Mixed reaction to Ojibwe fishing protest from outdoors groupsby Tom Robertson, Minnesota Public Radio
Bemidji, Minn. — There's mixed reaction from Minnesota outdoors groups on plans by some northern Ojibwe band members to assert hunting and fishing rights they believe are guaranteed by a treaty from the mid-1800s.
Some members of the White Earth and Leech Lake bands say they plan to break state law by fishing for walleye prior to the May 15 season opener.
Some sporting groups aren't happy with the latest effort by Ojibwe band members to reclaim fishing and hunting rights off their reservations.
Mark Johnson, executive director of the Minnesota Deer Hunters Association, says he worries that allowing hunting and fishing outside of regulations established by the Department of Natural Resources could be harmful to fish and wildlife resources.
Johnson is also concerned that allowing special rights for one group of people would be difficult to manage.
"There just comes a time when we all need to live and work and recreate together. No white, red, black, tan divisions," Johnson said. "Times are changing and times change reality ... and we get more people and we get less public space and we get a higher responsibility because of those things to work together."
The White Earth and Leech Lake bands have been working on a set of draft regulations that tribal members hunting or fishing off reservation would have to follow.
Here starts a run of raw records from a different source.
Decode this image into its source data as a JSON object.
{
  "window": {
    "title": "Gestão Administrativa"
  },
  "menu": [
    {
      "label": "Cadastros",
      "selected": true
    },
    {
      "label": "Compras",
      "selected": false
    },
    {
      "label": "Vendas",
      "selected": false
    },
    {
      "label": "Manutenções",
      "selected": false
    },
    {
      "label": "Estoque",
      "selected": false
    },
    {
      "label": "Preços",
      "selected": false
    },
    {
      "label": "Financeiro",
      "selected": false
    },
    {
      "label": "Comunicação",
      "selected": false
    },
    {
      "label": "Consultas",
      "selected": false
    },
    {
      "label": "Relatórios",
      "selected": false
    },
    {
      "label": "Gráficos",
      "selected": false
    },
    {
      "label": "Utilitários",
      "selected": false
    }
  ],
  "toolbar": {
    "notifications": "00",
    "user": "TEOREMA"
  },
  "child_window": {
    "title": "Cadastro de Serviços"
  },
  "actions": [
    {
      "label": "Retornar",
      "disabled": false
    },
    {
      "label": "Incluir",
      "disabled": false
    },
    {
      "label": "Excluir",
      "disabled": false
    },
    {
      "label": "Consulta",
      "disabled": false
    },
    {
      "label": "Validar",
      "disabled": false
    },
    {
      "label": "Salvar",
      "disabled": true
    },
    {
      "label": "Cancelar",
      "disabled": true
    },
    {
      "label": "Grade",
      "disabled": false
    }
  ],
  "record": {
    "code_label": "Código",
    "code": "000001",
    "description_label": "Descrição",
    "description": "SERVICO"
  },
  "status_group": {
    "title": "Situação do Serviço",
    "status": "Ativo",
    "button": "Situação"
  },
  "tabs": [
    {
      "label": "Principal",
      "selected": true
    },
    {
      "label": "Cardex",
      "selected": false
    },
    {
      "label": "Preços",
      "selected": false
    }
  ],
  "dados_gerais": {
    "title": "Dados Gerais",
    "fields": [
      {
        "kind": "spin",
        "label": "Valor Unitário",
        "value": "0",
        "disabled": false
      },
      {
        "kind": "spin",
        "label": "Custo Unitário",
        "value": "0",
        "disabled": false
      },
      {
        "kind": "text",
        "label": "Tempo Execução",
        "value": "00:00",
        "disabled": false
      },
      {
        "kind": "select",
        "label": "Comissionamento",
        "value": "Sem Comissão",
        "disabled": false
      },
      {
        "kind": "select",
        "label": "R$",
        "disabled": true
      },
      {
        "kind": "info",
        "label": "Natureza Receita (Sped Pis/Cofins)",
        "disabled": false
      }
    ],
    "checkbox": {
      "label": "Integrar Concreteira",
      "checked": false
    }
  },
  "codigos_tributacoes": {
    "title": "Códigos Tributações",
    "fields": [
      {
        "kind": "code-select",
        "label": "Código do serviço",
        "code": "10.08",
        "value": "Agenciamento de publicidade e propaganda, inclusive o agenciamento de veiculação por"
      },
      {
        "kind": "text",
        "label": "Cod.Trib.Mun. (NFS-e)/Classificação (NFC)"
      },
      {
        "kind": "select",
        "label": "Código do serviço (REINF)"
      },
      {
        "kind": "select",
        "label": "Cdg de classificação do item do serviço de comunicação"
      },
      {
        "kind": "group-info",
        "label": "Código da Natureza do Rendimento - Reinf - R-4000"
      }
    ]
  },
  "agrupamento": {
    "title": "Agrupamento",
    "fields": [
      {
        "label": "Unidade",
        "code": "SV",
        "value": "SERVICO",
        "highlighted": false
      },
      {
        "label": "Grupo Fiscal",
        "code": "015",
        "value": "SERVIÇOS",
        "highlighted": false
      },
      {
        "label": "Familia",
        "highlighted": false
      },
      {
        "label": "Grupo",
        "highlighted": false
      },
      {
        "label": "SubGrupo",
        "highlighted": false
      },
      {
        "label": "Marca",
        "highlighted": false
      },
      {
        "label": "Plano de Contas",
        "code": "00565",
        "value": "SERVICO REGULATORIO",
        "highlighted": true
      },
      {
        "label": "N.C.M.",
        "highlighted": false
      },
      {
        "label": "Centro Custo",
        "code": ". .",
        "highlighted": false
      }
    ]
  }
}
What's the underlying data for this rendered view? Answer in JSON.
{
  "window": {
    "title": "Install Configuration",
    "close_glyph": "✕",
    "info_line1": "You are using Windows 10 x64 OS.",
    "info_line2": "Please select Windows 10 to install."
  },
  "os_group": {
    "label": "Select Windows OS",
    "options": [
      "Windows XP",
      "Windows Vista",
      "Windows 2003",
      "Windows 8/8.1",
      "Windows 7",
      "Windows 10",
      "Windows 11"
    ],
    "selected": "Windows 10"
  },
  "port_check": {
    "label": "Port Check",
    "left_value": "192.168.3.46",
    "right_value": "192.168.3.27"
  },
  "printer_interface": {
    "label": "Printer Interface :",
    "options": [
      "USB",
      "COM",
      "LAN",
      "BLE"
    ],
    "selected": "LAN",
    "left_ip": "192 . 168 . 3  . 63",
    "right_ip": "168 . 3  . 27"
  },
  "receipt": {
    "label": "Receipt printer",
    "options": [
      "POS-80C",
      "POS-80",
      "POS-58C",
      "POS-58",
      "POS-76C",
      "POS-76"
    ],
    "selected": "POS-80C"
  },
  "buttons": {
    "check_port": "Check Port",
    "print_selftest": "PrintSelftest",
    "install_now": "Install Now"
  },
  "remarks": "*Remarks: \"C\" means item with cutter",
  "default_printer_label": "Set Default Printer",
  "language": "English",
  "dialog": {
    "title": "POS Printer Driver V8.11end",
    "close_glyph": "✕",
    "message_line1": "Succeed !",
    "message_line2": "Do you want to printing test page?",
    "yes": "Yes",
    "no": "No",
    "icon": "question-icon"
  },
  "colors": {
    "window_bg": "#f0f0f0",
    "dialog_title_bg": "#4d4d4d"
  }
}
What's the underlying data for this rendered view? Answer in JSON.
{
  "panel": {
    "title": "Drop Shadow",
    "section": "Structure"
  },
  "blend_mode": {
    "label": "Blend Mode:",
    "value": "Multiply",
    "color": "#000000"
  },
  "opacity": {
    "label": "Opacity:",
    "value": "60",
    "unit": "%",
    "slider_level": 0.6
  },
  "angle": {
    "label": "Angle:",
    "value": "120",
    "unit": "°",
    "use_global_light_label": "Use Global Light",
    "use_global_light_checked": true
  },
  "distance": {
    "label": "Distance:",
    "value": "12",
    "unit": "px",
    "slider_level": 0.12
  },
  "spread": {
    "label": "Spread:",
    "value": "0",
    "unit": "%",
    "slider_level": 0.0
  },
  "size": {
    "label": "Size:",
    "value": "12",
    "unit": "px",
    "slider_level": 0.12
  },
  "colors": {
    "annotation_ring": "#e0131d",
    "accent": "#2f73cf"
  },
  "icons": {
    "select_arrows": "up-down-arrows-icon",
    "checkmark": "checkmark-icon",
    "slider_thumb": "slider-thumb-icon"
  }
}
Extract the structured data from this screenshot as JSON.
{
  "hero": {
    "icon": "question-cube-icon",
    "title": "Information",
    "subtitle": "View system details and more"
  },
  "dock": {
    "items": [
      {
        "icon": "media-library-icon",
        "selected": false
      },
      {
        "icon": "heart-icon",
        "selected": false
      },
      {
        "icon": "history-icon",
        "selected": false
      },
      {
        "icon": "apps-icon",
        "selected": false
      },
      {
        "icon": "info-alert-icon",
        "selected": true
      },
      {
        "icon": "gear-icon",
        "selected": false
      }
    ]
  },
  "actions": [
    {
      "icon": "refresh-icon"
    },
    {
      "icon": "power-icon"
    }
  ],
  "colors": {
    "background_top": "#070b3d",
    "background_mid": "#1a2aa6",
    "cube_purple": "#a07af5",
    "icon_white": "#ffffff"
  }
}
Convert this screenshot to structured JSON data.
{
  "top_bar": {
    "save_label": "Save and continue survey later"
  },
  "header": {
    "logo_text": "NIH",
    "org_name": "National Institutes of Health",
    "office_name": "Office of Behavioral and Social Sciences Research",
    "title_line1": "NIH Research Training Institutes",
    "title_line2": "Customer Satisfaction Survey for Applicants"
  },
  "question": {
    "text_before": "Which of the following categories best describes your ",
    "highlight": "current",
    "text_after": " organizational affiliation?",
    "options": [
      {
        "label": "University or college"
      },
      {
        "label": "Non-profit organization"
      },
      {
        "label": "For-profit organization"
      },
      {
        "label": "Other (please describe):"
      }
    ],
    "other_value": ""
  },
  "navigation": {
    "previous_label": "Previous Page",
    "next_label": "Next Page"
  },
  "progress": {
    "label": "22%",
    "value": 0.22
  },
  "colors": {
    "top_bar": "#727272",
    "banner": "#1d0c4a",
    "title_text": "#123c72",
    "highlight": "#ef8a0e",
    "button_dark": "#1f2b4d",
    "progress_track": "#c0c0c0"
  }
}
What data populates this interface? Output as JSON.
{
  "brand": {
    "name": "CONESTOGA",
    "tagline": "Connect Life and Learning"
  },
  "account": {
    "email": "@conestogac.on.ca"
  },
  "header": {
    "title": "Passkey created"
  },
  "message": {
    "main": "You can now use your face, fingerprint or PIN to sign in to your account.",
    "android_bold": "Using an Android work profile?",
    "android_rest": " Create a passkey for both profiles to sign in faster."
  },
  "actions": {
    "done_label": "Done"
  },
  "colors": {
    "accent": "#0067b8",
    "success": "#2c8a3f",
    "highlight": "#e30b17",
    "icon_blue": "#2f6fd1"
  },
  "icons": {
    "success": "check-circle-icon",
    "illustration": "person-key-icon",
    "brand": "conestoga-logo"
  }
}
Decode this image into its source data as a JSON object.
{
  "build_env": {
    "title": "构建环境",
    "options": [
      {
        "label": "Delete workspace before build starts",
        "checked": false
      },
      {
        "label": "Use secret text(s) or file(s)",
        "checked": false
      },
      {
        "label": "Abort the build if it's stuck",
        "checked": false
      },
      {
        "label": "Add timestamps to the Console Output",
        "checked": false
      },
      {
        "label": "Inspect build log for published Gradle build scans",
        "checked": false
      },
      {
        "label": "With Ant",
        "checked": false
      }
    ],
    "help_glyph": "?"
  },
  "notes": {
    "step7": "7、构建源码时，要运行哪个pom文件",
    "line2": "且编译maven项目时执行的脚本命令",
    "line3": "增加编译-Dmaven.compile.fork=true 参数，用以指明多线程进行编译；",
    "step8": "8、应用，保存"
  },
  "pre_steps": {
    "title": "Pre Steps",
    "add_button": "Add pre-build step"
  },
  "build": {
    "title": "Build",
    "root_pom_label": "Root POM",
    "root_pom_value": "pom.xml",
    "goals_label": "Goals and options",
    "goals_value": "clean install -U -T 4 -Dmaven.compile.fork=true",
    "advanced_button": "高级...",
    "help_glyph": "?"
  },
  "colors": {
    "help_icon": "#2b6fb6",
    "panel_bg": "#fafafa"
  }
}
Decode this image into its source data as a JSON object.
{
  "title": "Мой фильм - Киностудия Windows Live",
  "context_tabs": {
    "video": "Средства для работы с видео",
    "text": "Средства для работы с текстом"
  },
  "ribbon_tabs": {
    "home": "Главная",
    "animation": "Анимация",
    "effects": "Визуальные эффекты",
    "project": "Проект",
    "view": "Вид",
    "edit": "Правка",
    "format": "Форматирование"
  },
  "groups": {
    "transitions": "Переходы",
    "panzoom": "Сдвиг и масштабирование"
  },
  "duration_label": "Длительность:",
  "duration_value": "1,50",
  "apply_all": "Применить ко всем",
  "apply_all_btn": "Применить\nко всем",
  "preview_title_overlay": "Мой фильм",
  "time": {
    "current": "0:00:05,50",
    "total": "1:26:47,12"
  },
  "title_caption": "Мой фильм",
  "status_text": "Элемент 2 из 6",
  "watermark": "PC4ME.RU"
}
Tribal leaders haven't voted on the plans, nor do they support plans by some band members to fish prior to the walleye opener.
Vern Wagner is vice president of the Minnesota group Anglers for Habitat, though Wagner says he doesn't speak for the organization. He says he thinks the state should honor treaties between the U.S. government and the Ojibwe.
"I'm sure I'm not the typical fisherman who thinks that everybody should follow the DNR rules," Wagner said. "I believe that if somebody is wanting to practice a cultural way of angling, I think there should be some room for it. From what I can tell, they're trying to use fishing as a way to reconnect with something that I suspect they feel is missing in their life."
Wagner says that since a fishing license is only about $17, he doesn't think allowing Ojibwe band members to exercise their treaty rights would be much of a burden on the state. And, Wagner says, since the numbers of Minnesotans who fish is on the decline, he's happy to see more people taking an interest, no matter who they are.
Band members are calling the treaty rights demonstration "The Great Anishinaabe Fish-Off." They say they haven't decided when or where the pre-opener fishing event will happen, but that it would likely be on several lakes on May 14. Organizers say they'll notify the DNR of their intentions beforehand.
DNR officials say they'll be prepared for whatever happens. Mike Carroll is the agency's northwest regional director. Carroll says he hasn't heard from anyone yet.
"We're just waiting. We will treat this at this point in time as any normal fishing opener and we will respectfully and equally enforce the game and fish laws of the state of Minnesota, so that's where we are," he said.
Organizers of the Great Anishinaabe Fish-Off say their goal is for band members to receive citations for fishing out of season, and then to challenge the citations in court.